--- Data section Enclosed Below ---
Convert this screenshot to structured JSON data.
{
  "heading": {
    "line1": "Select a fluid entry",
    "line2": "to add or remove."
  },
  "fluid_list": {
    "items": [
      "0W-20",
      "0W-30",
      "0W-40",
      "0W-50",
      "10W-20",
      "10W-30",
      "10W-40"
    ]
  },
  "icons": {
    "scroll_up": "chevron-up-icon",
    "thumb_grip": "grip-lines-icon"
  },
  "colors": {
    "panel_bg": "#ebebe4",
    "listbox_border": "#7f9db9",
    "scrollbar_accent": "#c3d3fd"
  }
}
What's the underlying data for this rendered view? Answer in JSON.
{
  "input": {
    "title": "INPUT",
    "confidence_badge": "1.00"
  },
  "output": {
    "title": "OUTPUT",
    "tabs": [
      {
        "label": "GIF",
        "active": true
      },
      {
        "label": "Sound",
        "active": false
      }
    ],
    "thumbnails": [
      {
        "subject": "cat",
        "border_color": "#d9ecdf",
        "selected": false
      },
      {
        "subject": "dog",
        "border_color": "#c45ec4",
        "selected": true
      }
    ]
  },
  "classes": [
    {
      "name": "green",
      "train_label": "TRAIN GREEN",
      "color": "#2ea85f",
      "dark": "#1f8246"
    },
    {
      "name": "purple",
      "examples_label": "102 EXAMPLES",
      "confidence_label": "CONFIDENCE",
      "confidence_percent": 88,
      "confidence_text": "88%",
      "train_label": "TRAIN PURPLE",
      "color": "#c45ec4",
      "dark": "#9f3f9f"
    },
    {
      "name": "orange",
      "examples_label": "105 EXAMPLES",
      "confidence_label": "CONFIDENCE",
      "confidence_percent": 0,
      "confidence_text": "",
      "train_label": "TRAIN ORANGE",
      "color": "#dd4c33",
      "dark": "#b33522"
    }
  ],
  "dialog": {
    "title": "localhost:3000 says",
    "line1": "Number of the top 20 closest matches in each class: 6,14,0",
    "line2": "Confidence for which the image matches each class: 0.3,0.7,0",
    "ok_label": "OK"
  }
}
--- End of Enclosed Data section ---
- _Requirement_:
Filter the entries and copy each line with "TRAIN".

- _Answer to this exercise_:
      "train_label": "TRAIN GREEN",
      "train_label": "TRAIN PURPLE",
      "train_label": "TRAIN ORANGE",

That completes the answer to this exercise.